+++ EXTRACTED DATA

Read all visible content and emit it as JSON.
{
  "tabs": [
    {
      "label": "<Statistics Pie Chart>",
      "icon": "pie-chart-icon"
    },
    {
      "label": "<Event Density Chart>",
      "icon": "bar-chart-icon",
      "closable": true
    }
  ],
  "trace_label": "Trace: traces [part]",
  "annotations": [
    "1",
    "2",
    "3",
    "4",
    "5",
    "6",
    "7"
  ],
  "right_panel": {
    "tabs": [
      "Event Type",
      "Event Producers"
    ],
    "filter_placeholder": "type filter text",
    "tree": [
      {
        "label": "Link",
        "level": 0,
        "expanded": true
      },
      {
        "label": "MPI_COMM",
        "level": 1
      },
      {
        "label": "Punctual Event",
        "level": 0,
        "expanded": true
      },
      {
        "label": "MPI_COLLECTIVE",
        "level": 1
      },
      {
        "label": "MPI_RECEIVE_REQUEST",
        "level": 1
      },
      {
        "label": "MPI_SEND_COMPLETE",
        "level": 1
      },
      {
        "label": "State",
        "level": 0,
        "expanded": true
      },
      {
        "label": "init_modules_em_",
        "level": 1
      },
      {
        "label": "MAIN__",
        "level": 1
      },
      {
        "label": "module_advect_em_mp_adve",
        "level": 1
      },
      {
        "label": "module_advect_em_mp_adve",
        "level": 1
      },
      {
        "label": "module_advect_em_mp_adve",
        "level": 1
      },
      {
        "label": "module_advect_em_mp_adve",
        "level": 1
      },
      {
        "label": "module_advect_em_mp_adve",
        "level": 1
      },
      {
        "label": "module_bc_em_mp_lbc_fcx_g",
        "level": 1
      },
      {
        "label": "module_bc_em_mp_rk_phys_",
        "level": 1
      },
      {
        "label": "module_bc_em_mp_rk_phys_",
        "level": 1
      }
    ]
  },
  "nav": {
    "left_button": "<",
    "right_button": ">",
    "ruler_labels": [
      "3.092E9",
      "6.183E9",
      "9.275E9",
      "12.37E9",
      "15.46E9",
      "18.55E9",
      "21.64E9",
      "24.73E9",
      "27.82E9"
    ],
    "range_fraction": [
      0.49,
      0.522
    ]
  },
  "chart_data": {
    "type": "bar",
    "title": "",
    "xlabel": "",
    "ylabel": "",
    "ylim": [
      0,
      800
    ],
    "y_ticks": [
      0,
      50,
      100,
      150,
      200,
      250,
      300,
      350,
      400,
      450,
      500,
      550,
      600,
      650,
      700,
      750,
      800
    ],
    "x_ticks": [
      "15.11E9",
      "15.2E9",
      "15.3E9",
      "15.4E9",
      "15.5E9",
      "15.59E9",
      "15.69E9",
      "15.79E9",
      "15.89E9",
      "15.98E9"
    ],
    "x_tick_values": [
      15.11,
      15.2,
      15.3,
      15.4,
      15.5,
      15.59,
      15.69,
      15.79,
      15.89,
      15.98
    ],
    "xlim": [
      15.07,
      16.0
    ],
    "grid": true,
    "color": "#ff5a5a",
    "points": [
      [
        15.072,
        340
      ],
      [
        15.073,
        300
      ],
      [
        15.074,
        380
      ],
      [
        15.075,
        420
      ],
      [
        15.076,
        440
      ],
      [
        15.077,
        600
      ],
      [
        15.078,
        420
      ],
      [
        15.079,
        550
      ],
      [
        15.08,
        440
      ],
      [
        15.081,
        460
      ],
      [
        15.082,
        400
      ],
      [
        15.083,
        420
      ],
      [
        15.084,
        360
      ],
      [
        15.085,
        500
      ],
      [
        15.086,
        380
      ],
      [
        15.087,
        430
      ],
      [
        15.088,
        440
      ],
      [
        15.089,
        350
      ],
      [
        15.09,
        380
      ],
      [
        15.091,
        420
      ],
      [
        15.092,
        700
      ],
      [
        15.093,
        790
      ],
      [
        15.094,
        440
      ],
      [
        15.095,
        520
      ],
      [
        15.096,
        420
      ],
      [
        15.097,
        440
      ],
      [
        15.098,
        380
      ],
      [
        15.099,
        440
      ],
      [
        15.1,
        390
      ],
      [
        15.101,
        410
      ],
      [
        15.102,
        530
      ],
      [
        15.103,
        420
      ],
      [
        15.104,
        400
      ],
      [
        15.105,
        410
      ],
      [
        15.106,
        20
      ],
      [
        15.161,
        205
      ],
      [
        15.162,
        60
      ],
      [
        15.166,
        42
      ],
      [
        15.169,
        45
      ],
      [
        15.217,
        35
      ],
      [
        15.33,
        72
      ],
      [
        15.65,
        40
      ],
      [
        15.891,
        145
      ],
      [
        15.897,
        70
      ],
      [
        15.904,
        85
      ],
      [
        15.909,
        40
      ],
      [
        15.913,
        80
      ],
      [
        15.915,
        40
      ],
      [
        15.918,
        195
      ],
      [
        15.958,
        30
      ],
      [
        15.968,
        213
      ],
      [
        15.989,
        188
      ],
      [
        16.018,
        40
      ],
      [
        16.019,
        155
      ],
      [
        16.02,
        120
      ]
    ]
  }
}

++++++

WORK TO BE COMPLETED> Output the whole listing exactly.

RESPONSE TO THIS EXERCISE>
Read all visible content and emit it as JSON.
{
  "tabs": [
    {
      "label": "<Statistics Pie Chart>",
      "icon": "pie-chart-icon"
    },
    {
      "label": "<Event Density Chart>",
      "icon": "bar-chart-icon",
      "closable": true
    }
  ],
  "trace_label": "Trace: traces [part]",
  "annotations": [
    "1",
    "2",
    "3",
    "4",
    "5",
    "6",
    "7"
  ],
  "right_panel": {
    "tabs": [
      "Event Type",
      "Event Producers"
    ],
    "filter_placeholder": "type filter text",
    "tree": [
      {
        "label": "Link",
        "level": 0,
        "expanded": true
      },
      {
        "label": "MPI_COMM",
        "level": 1
      },
      {
        "label": "Punctual Event",
        "level": 0,
        "expanded": true
      },
      {
        "label": "MPI_COLLECTIVE",
        "level": 1
      },
      {
        "label": "MPI_RECEIVE_REQUEST",
        "level": 1
      },
      {
        "label": "MPI_SEND_COMPLETE",
        "level": 1
      },
      {
        "label": "State",
        "level": 0,
        "expanded": true
      },
      {
        "label": "init_modules_em_",
        "level": 1
      },
      {
        "label": "MAIN__",
        "level": 1
      },
      {
        "label": "module_advect_em_mp_adve",
        "level": 1
      },
      {
        "label": "module_advect_em_mp_adve",
        "level": 1
      },
      {
        "label": "module_advect_em_mp_adve",
        "level": 1
      },
      {
        "label": "module_advect_em_mp_adve",
        "level": 1
      },
      {
        "label": "module_advect_em_mp_adve",
        "level": 1
      },
      {
        "label": "module_bc_em_mp_lbc_fcx_g",
        "level": 1
      },
      {
        "label": "module_bc_em_mp_rk_phys_",
        "level": 1
      },
      {
        "label": "module_bc_em_mp_rk_phys_",
        "level": 1
      }
    ]
  },
  "nav": {
    "left_button": "<",
    "right_button": ">",
    "ruler_labels": [
      "3.092E9",
      "6.183E9",
      "9.275E9",
      "12.37E9",
      "15.46E9",
      "18.55E9",
      "21.64E9",
      "24.73E9",
      "27.82E9"
    ],
    "range_fraction": [
      0.49,
      0.522
    ]
  },
  "chart_data": {
    "type": "bar",
    "title": "",
    "xlabel": "",
    "ylabel": "",
    "ylim": [
      0,
      800
    ],
    "y_ticks": [
      0,
      50,
      100,
      150,
      200,
      250,
      300,
      350,
      400,
      450,
      500,
      550,
      600,
      650,
      700,
      750,
      800
    ],
    "x_ticks": [
      "15.11E9",
      "15.2E9",
      "15.3E9",
      "15.4E9",
      "15.5E9",
      "15.59E9",
      "15.69E9",
      "15.79E9",
      "15.89E9",
      "15.98E9"
    ],
    "x_tick_values": [
      15.11,
      15.2,
      15.3,
      15.4,
      15.5,
      15.59,
      15.69,
      15.79,
      15.89,
      15.98
    ],
    "xlim": [
      15.07,
      16.0
    ],
    "grid": true,
    "color": "#ff5a5a",
    "points": [
      [
        15.072,
        340
      ],
      [
        15.073,
        300
      ],
      [
        15.074,
        380
      ],
      [
        15.075,
        420
      ],
      [
        15.076,
        440
      ],
      [
        15.077,
        600
      ],
      [
        15.078,
        420
      ],
      [
        15.079,
        550
      ],
      [
        15.08,
        440
      ],
      [
        15.081,
        460
      ],
      [
        15.082,
        400
      ],
      [
        15.083,
        420
      ],
      [
        15.084,
        360
      ],
      [
        15.085,
        500
      ],
      [
        15.086,
        380
      ],
      [
        15.087,
        430
      ],
      [
        15.088,
        440
      ],
      [
        15.089,
        350
      ],
      [
        15.09,
        380
      ],
      [
        15.091,
        420
      ],
      [
        15.092,
        700
      ],
      [
        15.093,
        790
      ],
      [
        15.094,
        440
      ],
      [
        15.095,
        520
      ],
      [
        15.096,
        420
      ],
      [
        15.097,
        440
      ],
      [
        15.098,
        380
      ],
      [
        15.099,
        440
      ],
      [
        15.1,
        390
      ],
      [
        15.101,
        410
      ],
      [
        15.102,
        530
      ],
      [
        15.103,
        420
      ],
      [
        15.104,
        400
      ],
      [
        15.105,
        410
      ],
      [
        15.106,
        20
      ],
      [
        15.161,
        205
      ],
      [
        15.162,
        60
      ],
      [
        15.166,
        42
      ],
      [
        15.169,
        45
      ],
      [
        15.217,
        35
      ],
      [
        15.33,
        72
      ],
      [
        15.65,
        40
      ],
      [
        15.891,
        145
      ],
      [
        15.897,
        70
      ],
      [
        15.904,
        85
      ],
      [
        15.909,
        40
      ],
      [
        15.913,
        80
      ],
      [
        15.915,
        40
      ],
      [
        15.918,
        195
      ],
      [
        15.958,
        30
      ],
      [
        15.968,
        213
      ],
      [
        15.989,
        188
      ],
      [
        16.018,
        40
      ],
      [
        16.019,
        155
      ],
      [
        16.02,
        120
      ]
    ]
  }
}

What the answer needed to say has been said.